It's well to note that many people do wear different shoes for road and trail running, especially if you're going for a more aggressive/technical shoe option like the Speedgoat. The reason is that technical trail runners are going to have longer lugs for traction, and a softer rubber which will wear quickly on a concrete/asphalt surface. Think of the difference between a winter car tire and a summer or all-season tire--your winter tires are softer, optimized for colder temperatures and therefore, wear much more quickly during the summer. It's exactly the same with road and trail shoes. The Hoka Challenger is considered a "light" trail shoe because the rubber is less grippy and the lugs are more shallow, so you could wear it on road or trail. 

I hope our answers help! See you on the trails!

At REI, we believe time outside is fundamental to a life well lived.

Hi 🙂 @Fatimonster 

A lot of this comes down to your feet - shape, size, arch, and especially width.  I have very long, very thin feet (size 14 AA), and so have very specific tastes in many shoes.

While I have not worn the Hoka shoes, they do have a reputation as being quite cushioned, and use the cushioning to soften the trails.  From what I have seen, they also run a bit medium to wide.

I had a pair of Brooks Cascadias - very nice shoes, and the rock plate was very protective on the super rocky trails here in Northern Colorado.  They were a bit wide, and forced my feet outward to the point that I was heel swiping my ankles.

I went Salomon as they have a reputation for being narrow and grippy.

XA Pro 3D - seems a bit wide for me - meaning they are probably neutral for most.  Very protective sole initially, but became packed out after maybe 1000 or so miles (training for a couple of trail ultras and marathons).  Now I use them for smooth trails only, as it is pretty painful after a few rocks as a forefoot striker.

SpeedCross 3 - Great for slick/muddy/snow and ice covered trails (bought as a winter shoe).  Fit is perfect for me, meaning they are probably a bit on the narrow side for most, but I wish all of my shoes fit this well.

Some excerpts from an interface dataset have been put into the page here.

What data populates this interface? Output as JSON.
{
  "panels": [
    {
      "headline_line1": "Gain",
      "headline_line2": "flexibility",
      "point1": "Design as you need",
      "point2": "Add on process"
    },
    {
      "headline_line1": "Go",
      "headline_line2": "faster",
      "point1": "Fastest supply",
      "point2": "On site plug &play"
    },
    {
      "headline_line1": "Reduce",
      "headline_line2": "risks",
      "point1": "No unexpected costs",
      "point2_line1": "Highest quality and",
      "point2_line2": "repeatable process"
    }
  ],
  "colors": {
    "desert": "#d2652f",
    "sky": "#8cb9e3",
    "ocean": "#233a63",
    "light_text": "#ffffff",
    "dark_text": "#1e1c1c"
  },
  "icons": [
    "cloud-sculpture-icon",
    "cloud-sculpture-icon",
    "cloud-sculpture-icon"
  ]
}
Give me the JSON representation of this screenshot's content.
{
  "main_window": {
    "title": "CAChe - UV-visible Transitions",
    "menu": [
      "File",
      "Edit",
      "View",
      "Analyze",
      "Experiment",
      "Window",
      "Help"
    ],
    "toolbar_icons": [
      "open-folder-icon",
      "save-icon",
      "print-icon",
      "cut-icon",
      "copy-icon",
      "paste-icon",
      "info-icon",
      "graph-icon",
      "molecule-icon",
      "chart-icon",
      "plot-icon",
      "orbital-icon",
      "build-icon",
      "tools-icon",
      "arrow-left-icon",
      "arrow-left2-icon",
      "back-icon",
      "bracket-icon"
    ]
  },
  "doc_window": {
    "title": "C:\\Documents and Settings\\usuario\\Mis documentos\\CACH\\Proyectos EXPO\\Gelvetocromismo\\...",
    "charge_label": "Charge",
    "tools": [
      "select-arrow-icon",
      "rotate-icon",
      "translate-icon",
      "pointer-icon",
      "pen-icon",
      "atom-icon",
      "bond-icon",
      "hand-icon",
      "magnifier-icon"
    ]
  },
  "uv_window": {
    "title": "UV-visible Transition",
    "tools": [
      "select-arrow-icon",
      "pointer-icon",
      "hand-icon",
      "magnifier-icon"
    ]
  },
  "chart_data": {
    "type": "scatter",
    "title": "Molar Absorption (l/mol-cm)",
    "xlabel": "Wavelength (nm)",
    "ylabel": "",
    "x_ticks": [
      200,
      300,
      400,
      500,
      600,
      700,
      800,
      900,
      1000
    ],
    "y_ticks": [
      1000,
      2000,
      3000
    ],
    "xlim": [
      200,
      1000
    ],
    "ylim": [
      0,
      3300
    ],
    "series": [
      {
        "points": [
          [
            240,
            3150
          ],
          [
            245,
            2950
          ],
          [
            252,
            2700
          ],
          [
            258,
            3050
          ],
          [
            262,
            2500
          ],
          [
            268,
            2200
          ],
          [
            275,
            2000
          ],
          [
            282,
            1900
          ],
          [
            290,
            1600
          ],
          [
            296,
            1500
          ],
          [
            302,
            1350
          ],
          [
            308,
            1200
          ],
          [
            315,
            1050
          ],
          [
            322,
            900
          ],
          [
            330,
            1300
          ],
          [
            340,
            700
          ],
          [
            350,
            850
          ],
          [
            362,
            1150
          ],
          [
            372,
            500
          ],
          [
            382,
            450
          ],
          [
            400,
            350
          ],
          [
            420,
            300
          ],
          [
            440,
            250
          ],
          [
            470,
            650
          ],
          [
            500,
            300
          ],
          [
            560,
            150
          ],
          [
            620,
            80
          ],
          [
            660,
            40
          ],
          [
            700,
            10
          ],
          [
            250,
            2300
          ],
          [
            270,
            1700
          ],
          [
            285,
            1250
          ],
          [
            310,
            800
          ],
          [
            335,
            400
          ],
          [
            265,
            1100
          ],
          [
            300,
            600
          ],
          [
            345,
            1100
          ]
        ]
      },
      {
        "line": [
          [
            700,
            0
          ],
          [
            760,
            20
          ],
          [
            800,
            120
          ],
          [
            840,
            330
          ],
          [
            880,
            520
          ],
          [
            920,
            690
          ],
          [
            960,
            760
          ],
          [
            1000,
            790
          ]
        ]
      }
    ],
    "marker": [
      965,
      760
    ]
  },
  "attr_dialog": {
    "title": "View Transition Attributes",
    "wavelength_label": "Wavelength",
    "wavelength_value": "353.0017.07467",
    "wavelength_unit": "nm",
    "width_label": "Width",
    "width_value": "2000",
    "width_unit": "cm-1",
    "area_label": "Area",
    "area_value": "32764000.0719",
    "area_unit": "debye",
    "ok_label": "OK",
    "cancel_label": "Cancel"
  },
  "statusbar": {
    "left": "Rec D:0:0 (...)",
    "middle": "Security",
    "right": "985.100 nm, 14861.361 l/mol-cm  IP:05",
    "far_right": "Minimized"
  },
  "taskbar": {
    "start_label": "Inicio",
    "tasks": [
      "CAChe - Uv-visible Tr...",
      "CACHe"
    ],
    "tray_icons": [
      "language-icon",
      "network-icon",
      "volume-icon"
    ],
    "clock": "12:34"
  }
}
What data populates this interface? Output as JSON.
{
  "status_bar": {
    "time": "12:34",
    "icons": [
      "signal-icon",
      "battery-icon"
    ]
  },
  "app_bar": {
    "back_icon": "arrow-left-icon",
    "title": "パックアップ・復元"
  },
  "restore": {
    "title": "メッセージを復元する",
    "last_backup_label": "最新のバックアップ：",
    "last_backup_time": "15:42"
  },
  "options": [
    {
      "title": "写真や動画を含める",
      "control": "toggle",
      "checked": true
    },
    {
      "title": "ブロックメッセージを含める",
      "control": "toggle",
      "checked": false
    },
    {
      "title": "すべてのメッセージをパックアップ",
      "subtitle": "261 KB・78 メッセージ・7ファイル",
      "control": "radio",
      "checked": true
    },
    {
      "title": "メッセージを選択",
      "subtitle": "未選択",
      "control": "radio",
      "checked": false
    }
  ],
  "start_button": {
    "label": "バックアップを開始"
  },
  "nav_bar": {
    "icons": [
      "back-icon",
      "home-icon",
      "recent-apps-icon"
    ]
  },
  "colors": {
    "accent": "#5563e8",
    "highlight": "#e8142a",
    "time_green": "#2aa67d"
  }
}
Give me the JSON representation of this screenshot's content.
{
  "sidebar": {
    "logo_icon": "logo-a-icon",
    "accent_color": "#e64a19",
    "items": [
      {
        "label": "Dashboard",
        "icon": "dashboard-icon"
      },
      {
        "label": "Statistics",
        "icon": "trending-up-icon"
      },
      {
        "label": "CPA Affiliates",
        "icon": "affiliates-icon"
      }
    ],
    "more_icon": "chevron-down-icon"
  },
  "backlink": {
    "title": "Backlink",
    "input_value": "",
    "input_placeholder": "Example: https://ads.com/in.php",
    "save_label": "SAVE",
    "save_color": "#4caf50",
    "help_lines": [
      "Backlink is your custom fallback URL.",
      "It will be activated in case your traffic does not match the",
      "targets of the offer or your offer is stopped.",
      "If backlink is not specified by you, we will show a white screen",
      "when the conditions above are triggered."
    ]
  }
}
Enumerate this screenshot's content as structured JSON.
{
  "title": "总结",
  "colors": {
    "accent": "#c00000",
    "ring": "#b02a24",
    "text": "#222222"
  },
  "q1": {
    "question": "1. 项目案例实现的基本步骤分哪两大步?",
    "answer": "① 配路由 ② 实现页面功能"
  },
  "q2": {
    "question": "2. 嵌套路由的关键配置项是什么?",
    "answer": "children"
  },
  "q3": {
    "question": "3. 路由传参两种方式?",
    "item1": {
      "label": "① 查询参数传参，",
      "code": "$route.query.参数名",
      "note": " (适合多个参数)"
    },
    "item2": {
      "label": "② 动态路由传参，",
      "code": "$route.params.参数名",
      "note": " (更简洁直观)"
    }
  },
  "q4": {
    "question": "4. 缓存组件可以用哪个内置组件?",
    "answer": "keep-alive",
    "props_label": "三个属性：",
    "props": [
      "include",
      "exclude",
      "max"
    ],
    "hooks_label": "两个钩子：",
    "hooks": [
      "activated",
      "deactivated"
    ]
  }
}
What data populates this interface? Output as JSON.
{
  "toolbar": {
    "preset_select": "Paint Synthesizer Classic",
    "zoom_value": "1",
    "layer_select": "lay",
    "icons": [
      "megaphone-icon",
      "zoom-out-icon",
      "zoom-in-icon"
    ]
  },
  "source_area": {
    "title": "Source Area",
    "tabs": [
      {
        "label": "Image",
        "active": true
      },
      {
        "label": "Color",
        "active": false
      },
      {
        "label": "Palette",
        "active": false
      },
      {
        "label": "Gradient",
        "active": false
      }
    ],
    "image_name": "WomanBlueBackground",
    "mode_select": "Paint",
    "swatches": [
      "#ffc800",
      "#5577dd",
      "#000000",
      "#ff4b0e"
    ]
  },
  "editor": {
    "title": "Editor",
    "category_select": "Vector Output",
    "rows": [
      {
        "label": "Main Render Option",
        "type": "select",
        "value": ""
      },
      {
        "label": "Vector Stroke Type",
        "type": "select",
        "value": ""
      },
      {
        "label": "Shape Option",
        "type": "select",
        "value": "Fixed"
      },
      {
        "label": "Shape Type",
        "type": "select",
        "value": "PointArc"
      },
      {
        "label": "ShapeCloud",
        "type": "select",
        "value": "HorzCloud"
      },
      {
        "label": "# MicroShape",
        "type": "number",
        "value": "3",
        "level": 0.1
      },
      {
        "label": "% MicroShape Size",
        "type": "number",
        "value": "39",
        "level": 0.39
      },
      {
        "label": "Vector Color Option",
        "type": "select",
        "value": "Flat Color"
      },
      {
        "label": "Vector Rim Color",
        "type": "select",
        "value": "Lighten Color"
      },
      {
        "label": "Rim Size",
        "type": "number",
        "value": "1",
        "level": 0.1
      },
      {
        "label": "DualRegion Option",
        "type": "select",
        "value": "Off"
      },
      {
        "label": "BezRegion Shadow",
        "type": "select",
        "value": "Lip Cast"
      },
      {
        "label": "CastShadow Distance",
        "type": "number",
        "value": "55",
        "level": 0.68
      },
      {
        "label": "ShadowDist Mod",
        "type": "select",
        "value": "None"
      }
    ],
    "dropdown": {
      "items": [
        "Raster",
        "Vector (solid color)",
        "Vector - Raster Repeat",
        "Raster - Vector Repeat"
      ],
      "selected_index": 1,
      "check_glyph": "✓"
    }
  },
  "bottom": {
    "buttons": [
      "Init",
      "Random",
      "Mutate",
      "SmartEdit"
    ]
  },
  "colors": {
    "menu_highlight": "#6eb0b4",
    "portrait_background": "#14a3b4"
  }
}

SenseRide - Just bought these a few weeks ago.  Seem to be narrow enough for me in the forefoot, good protection in the forefoot.  Will be wearing these all summer for (hopefully) a few ultras and a couple of trail marathons.

If you are after a high mileage shoe, the S/Lab series gets rave reviews, but they don't make them in a 14 so I can't try them.

One other note - the arch in the Salomons feels very high right out of the box, almost uncomfortable.  For me, this has settled down in all 3 pairs after about 20-30 miles into a very snug fit, as opposed to packing down quickly.

I always have separate shoes for road/smooth trail/rough or technical trails. The feel is very important to me, and the cushioning is very different among the 3.


@Fatimonster you've gotten great advice so far! The only other thing I'll suggest would be to consider setting up a free virtual outfitting appointment at a time that's convenient for you - our employees can ask you questions and help you hone in on a good shoe for your feet!

At REI, we believe time outside is fundamental to a life well lived.